(I should note, that while this was a talk sponsored by Adobe, this really wasn’t intended to be a big info-mercial for Framemaker, but rather something that puts the concept of tech comm software into perspective, and it happens to be the product of the sponsor.)

So, where does this tech comm legend think technology is going next? Corfield thinks that going forward, voice is going to have the biggest impact. He felt that screen real estate is full, and that much of the visual is about adding a new widget, then removing a widget. Voice, he continued, eliminates how keyboard shortcuts are remembered. How many keyboard shortcuts does the average user know? Touch screens are a slow way to perform data entry. The impact of voice will be the ability to use visual tips, and have voice act as a virtual keyboard. Voice will be impacting product documentation, allowing it to understand how existing workflows can be modified. Corfield’s prediction is that Framemaker, along with other software out on the market, will “assimilate” voice, just like everything else.

Since leaving Framemaker, Corfield has been working with a product called SayIt, using voice as part of workflow optimization, and emphasized that voice truly is the next big thing (you heard it here, folks!). When asked about the use of voice technology in practical office use, Corfield responded that push-to-talk technology helps prevent cross-talk in an office environment. He also pointed out that with voice, there are no ergonomic issues as there are with carpel tunnel syndrome using a mouse and keyboard. If anything, voice will be more helpful!

On that note, the presentation was over. The long and winding road had ended, but has lead to new doors to be opened. 😉

I really enjoyed listening to the history and the thought process behind Framemaker that Dr. Corfield presented. Everything he mentioned made total sense, and it’s to his credit that he had the foresight to think about the next steps in word processing to create a useful tool like Framemaker to help technical writers meet the needs of documentation in the digital age.

There is a certain aura around creative, imaginative and smart people who make huge differences in our lives, whether it’s in music like McCartney, or tech comm software like Corfield.
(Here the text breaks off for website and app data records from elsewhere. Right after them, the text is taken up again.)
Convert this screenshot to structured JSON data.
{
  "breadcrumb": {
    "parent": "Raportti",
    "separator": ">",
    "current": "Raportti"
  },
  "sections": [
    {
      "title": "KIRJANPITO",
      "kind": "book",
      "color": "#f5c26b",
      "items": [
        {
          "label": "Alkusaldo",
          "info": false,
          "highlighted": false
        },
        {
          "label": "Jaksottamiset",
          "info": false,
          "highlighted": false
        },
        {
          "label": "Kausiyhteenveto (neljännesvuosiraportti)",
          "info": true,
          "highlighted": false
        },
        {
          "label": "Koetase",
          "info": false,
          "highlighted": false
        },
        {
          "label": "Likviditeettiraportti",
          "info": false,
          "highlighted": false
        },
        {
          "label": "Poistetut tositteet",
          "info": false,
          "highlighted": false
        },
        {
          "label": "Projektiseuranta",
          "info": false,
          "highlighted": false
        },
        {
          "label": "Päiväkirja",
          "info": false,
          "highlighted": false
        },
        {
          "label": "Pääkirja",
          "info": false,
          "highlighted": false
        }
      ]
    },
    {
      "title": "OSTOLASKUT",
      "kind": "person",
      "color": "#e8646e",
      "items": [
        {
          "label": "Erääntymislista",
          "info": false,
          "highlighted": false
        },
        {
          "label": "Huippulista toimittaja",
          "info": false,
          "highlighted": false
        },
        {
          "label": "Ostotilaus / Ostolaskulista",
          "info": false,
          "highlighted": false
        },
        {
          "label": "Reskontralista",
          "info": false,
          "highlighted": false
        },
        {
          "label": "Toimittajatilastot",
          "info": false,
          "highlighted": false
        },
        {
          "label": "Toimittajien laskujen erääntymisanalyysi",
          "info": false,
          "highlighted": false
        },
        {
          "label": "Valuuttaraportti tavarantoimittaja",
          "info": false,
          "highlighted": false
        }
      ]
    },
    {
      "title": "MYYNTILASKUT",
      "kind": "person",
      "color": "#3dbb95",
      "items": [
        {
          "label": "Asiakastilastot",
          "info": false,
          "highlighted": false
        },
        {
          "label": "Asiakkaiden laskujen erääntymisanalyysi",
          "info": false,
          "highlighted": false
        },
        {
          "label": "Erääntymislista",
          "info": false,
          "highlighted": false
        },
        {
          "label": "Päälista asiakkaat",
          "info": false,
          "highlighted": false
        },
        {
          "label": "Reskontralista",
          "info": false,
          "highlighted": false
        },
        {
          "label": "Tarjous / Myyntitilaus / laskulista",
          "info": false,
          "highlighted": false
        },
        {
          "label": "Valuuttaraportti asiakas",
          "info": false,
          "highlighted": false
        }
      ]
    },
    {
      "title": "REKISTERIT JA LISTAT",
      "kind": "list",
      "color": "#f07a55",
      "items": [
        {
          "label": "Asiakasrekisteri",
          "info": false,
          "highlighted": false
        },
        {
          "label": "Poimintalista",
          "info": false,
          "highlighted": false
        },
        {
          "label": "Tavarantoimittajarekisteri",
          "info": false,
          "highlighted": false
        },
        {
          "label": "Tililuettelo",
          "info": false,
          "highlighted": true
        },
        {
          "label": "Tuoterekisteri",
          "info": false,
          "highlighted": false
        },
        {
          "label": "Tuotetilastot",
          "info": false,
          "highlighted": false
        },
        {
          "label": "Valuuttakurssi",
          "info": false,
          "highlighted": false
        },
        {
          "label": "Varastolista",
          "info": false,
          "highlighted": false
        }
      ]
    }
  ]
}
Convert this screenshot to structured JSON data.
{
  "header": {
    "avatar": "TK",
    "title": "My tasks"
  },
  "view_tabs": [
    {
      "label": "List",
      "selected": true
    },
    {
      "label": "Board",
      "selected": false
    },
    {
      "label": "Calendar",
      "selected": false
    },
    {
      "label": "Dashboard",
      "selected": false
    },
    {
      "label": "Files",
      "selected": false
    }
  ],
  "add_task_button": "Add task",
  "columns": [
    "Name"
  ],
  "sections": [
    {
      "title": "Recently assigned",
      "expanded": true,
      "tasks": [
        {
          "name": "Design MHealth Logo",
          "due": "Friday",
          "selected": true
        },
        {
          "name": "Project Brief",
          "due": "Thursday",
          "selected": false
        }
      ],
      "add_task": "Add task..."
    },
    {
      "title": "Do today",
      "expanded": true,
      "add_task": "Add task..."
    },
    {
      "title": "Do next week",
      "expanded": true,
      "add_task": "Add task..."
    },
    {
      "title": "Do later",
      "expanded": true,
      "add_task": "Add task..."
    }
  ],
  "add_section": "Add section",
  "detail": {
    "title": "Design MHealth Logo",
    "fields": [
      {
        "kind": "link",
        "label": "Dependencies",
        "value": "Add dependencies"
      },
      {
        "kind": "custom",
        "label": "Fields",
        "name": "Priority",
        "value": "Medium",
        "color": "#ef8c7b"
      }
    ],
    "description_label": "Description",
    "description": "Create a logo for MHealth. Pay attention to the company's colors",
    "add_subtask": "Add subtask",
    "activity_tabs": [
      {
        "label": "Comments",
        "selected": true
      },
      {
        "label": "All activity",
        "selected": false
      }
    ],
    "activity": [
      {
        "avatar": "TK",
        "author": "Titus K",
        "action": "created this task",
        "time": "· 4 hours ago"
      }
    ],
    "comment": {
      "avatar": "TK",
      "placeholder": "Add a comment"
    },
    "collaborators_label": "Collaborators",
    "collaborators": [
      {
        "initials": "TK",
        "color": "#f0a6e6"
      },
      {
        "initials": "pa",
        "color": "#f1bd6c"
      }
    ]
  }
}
You can’t help but be awed in their presence, and yet understand that they are generally humble people.  When you have a chance to meet an individual like that, you want the opportunity to capture the moment–like have a picture of yourself and that person to prove that it happened. I was much too shy to ask Dr. Corfield for a photo with me to be honest. I felt awkward asking, so I didn’t. Heck, I felt awkward asking about his potential Twitter name! Even so, I’m glad I had the opportunity to meet him and hear him speak.  He’s got my vote as a candidate for the Tech Comm Hall of Fame someday.

(And, Dr. Corfield, if you do ever read this, please feel free to correct anything written here or add any clarification or other commentary below!)